### Exercise:
An exact copy of the listing is required.

*-*-*

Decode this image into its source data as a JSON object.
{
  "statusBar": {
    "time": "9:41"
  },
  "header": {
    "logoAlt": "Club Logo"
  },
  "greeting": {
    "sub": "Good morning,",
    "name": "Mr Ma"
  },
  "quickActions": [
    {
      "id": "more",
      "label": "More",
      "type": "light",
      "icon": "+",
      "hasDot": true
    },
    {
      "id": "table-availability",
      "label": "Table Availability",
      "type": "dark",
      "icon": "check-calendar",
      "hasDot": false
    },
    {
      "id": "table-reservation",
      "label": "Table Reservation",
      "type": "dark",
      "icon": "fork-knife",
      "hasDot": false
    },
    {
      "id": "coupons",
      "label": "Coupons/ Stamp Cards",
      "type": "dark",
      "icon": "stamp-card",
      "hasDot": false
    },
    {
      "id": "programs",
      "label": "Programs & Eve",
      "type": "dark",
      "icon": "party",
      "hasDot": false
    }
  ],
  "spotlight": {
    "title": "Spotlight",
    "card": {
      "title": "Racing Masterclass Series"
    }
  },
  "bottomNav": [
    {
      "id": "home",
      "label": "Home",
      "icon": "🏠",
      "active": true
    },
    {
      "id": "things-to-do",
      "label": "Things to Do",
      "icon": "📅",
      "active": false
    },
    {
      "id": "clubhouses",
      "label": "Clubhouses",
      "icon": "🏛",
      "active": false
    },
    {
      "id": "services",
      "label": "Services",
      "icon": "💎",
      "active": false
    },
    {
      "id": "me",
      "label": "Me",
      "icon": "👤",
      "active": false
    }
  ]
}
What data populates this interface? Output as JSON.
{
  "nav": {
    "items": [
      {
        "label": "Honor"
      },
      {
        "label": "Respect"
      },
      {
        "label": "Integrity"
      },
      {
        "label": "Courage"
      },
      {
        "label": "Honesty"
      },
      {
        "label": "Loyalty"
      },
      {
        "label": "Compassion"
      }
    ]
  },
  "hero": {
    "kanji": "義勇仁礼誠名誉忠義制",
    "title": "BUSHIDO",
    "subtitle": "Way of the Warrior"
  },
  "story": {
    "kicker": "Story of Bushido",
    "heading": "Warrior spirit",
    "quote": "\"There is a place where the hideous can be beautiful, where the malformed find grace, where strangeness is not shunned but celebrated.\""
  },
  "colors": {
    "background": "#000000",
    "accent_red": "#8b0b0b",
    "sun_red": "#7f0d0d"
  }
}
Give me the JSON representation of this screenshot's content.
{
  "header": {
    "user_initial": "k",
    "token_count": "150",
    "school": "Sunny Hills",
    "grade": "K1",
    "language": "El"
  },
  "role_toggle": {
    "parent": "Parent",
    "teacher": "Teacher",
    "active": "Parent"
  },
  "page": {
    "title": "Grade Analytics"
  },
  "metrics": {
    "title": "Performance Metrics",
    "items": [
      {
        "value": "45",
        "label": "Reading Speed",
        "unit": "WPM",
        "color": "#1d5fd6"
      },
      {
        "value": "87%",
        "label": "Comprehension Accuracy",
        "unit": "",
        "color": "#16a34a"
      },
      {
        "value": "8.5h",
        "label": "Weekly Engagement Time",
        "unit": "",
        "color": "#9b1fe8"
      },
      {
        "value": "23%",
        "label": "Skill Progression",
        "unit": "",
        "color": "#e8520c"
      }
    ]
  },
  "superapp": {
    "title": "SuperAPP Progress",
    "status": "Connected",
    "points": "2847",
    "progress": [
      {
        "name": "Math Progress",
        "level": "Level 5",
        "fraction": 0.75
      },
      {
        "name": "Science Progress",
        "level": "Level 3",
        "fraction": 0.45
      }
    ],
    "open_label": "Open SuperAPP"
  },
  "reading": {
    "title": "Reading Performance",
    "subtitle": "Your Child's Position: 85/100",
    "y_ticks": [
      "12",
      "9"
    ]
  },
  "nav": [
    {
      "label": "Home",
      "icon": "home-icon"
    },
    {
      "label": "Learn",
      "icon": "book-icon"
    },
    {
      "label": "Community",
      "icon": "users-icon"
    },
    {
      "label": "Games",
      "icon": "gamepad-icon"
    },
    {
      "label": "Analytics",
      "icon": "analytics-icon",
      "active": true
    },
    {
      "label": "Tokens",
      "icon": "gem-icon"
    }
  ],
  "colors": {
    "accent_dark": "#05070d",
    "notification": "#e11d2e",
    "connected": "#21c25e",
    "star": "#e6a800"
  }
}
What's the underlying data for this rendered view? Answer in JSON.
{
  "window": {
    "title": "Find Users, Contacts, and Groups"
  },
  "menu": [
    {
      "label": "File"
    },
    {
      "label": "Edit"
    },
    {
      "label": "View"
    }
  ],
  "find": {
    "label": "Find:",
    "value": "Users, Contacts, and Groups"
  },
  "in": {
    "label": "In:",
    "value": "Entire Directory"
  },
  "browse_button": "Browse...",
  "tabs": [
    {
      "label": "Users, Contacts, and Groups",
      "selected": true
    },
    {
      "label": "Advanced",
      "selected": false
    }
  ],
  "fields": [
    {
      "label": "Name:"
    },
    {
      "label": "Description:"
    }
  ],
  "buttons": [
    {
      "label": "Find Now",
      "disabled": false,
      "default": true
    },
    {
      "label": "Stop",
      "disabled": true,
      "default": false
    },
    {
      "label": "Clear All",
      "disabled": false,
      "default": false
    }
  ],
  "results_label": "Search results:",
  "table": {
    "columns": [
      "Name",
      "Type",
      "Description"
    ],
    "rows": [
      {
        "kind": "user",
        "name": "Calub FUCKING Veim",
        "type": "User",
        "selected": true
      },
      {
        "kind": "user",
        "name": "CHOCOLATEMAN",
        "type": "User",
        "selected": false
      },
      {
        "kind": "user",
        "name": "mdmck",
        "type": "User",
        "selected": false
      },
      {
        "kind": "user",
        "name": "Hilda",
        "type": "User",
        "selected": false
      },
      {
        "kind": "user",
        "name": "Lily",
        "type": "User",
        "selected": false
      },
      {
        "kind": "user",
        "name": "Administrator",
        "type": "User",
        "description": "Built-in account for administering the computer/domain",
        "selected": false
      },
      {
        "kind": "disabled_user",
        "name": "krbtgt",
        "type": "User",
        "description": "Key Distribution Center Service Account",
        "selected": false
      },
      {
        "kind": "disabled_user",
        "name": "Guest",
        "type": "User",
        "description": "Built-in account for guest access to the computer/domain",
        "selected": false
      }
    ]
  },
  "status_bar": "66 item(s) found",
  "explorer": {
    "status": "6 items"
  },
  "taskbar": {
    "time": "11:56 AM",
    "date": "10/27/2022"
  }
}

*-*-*

### Written solution:
Decode this image into its source data as a JSON object.
{
  "statusBar": {
    "time": "9:41"
  },
  "header": {
    "logoAlt": "Club Logo"
  },
  "greeting": {
    "sub": "Good morning,",
    "name": "Mr Ma"
  },
  "quickActions": [
    {
      "id": "more",
      "label": "More",
      "type": "light",
      "icon": "+",
      "hasDot": true
    },
    {
      "id": "table-availability",
      "label": "Table Availability",
      "type": "dark",
      "icon": "check-calendar",
      "hasDot": false
    },
    {
      "id": "table-reservation",
      "label": "Table Reservation",
      "type": "dark",
      "icon": "fork-knife",
      "hasDot": false
    },
    {
      "id": "coupons",
      "label": "Coupons/ Stamp Cards",
      "type": "dark",
      "icon": "stamp-card",
      "hasDot": false
    },
    {
      "id": "programs",
      "label": "Programs & Eve",
      "type": "dark",
      "icon": "party",
      "hasDot": false
    }
  ],
  "spotlight": {
    "title": "Spotlight",
    "card": {
      "title": "Racing Masterclass Series"
    }
  },
  "bottomNav": [
    {
      "id": "home",
      "label": "Home",
      "icon": "🏠",
      "active": true
    },
    {
      "id": "things-to-do",
      "label": "Things to Do",
      "icon": "📅",
      "active": false
    },
    {
      "id": "clubhouses",
      "label": "Clubhouses",
      "icon": "🏛",
      "active": false
    },
    {
      "id": "services",
      "label": "Services",
      "icon": "💎",
      "active": false
    },
    {
      "id": "me",
      "label": "Me",
      "icon": "👤",
      "active": false
    }
  ]
}
What data populates this interface? Output as JSON.
{
  "nav": {
    "items": [
      {
        "label": "Honor"
      },
      {
        "label": "Respect"
      },
      {
        "label": "Integrity"
      },
      {
        "label": "Courage"
      },
      {
        "label": "Honesty"
      },
      {
        "label": "Loyalty"
      },
      {
        "label": "Compassion"
      }
    ]
  },
  "hero": {
    "kanji": "義勇仁礼誠名誉忠義制",
    "title": "BUSHIDO",
    "subtitle": "Way of the Warrior"
  },
  "story": {
    "kicker": "Story of Bushido",
    "heading": "Warrior spirit",
    "quote": "\"There is a place where the hideous can be beautiful, where the malformed find grace, where strangeness is not shunned but celebrated.\""
  },
  "colors": {
    "background": "#000000",
    "accent_red": "#8b0b0b",
    "sun_red": "#7f0d0d"
  }
}
Give me the JSON representation of this screenshot's content.
{
  "header": {
    "user_initial": "k",
    "token_count": "150",
    "school": "Sunny Hills",
    "grade": "K1",
    "language": "El"
  },
  "role_toggle": {
    "parent": "Parent",
    "teacher": "Teacher",
    "active": "Parent"
  },
  "page": {
    "title": "Grade Analytics"
  },
  "metrics": {
    "title": "Performance Metrics",
    "items": [
      {
        "value": "45",
        "label": "Reading Speed",
        "unit": "WPM",
        "color": "#1d5fd6"
      },
      {
        "value": "87%",
        "label": "Comprehension Accuracy",
        "unit": "",
        "color": "#16a34a"
      },
      {
        "value": "8.5h",
        "label": "Weekly Engagement Time",
        "unit": "",
        "color": "#9b1fe8"
      },
      {
        "value": "23%",
        "label": "Skill Progression",
        "unit": "",
        "color": "#e8520c"
      }
    ]
  },
  "superapp": {
    "title": "SuperAPP Progress",
    "status": "Connected",
    "points": "2847",
    "progress": [
      {
        "name": "Math Progress",
        "level": "Level 5",
        "fraction": 0.75
      },
      {
        "name": "Science Progress",
        "level": "Level 3",
        "fraction": 0.45
      }
    ],
    "open_label": "Open SuperAPP"
  },
  "reading": {
    "title": "Reading Performance",
    "subtitle": "Your Child's Position: 85/100",
    "y_ticks": [
      "12",
      "9"
    ]
  },
  "nav": [
    {
      "label": "Home",
      "icon": "home-icon"
    },
    {
      "label": "Learn",
      "icon": "book-icon"
    },
    {
      "label": "Community",
      "icon": "users-icon"
    },
    {
      "label": "Games",
      "icon": "gamepad-icon"
    },
    {
      "label": "Analytics",
      "icon": "analytics-icon",
      "active": true
    },
    {
      "label": "Tokens",
      "icon": "gem-icon"
    }
  ],
  "colors": {
    "accent_dark": "#05070d",
    "notification": "#e11d2e",
    "connected": "#21c25e",
    "star": "#e6a800"
  }
}
What's the underlying data for this rendered view? Answer in JSON.
{
  "window": {
    "title": "Find Users, Contacts, and Groups"
  },
  "menu": [
    {
      "label": "File"
    },
    {
      "label": "Edit"
    },
    {
      "label": "View"
    }
  ],
  "find": {
    "label": "Find:",
    "value": "Users, Contacts, and Groups"
  },
  "in": {
    "label": "In:",
    "value": "Entire Directory"
  },
  "browse_button": "Browse...",
  "tabs": [
    {
      "label": "Users, Contacts, and Groups",
      "selected": true
    },
    {
      "label": "Advanced",
      "selected": false
    }
  ],
  "fields": [
    {
      "label": "Name:"
    },
    {
      "label": "Description:"
    }
  ],
  "buttons": [
    {
      "label": "Find Now",
      "disabled": false,
      "default": true
    },
    {
      "label": "Stop",
      "disabled": true,
      "default": false
    },
    {
      "label": "Clear All",
      "disabled": false,
      "default": false
    }
  ],
  "results_label": "Search results:",
  "table": {
    "columns": [
      "Name",
      "Type",
      "Description"
    ],
    "rows": [
      {
        "kind": "user",
        "name": "Calub FUCKING Veim",
        "type": "User",
        "selected": true
      },
      {
        "kind": "user",
        "name": "CHOCOLATEMAN",
        "type": "User",
        "selected": false
      },
      {
        "kind": "user",
        "name": "mdmck",
        "type": "User",
        "selected": false
      },
      {
        "kind": "user",
        "name": "Hilda",
        "type": "User",
        "selected": false
      },
      {
        "kind": "user",
        "name": "Lily",
        "type": "User",
        "selected": false
      },
      {
        "kind": "user",
        "name": "Administrator",
        "type": "User",
        "description": "Built-in account for administering the computer/domain",
        "selected": false
      },
      {
        "kind": "disabled_user",
        "name": "krbtgt",
        "type": "User",
        "description": "Key Distribution Center Service Account",
        "selected": false
      },
      {
        "kind": "disabled_user",
        "name": "Guest",
        "type": "User",
        "description": "Built-in account for guest access to the computer/domain",
        "selected": false
      }
    ]
  },
  "status_bar": "66 item(s) found",
  "explorer": {
    "status": "6 items"
  },
  "taskbar": {
    "time": "11:56 AM",
    "date": "10/27/2022"
  }
}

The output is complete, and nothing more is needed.